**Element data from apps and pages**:
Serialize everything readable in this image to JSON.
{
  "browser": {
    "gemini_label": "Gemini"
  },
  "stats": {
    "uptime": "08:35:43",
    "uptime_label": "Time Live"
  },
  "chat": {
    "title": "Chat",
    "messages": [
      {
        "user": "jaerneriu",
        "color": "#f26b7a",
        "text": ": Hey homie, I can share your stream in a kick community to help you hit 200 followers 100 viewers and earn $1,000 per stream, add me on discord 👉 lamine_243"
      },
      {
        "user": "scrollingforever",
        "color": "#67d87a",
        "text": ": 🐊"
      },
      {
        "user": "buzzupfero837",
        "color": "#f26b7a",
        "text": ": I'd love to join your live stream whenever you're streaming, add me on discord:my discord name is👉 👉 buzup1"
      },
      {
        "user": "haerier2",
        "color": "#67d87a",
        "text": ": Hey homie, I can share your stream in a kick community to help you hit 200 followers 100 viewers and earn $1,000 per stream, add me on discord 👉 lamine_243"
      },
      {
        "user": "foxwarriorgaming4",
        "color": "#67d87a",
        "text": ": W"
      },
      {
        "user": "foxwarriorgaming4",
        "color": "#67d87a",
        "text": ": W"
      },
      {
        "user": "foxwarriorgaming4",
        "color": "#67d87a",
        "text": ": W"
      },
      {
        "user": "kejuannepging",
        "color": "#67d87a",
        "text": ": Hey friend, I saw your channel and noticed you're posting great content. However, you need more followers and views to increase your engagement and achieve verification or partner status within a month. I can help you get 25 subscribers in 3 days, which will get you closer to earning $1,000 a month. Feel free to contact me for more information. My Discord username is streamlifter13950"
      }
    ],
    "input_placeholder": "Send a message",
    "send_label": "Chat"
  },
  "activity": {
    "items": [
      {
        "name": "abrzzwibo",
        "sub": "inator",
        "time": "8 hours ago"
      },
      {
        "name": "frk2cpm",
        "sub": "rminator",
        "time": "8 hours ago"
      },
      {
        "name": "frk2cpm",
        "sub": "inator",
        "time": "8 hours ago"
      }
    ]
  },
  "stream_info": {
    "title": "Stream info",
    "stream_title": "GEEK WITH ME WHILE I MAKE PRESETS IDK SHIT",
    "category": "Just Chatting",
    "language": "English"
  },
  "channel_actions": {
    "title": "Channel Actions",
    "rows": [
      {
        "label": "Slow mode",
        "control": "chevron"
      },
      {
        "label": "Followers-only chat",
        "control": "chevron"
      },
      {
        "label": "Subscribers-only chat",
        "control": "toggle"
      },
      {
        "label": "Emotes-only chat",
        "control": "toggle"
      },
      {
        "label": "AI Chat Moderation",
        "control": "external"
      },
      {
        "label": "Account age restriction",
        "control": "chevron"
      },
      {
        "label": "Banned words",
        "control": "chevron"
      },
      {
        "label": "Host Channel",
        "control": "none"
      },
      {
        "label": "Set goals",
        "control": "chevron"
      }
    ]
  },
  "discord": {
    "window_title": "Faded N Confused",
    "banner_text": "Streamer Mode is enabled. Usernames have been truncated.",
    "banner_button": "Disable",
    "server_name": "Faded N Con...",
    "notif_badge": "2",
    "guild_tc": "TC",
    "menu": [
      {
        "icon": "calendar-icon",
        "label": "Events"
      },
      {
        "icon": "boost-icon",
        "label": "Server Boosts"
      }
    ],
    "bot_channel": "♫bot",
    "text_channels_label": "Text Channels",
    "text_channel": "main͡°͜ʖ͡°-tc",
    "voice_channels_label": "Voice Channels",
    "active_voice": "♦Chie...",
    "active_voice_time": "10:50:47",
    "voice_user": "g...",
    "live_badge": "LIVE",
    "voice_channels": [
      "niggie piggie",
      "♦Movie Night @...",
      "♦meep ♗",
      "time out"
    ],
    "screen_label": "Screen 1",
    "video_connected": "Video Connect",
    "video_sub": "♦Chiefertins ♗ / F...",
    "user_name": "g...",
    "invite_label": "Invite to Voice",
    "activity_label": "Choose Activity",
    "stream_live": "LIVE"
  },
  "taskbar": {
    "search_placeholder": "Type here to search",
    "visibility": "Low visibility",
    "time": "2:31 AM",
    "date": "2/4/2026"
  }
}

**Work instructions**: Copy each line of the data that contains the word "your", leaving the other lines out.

**Exercise output**:
        "text": ": Hey homie, I can share your stream in a kick community to help you hit 200 followers 100 viewers and earn $1,000 per stream, add me on discord 👉 lamine_243"
        "text": ": I'd love to join your live stream whenever you're streaming, add me on discord:my discord name is👉 👉 buzup1"
        "text": ": Hey homie, I can share your stream in a kick community to help you hit 200 followers 100 viewers and earn $1,000 per stream, add me on discord 👉 lamine_243"
        "text": ": Hey friend, I saw your channel and noticed you're posting great content. However, you need more followers and views to increase your engagement and achieve verification or partner status within a month. I can help you get 25 subscribers in 3 days, which will get you closer to earning $1,000 a month. Feel free to contact me for more information. My Discord username is streamlifter13950"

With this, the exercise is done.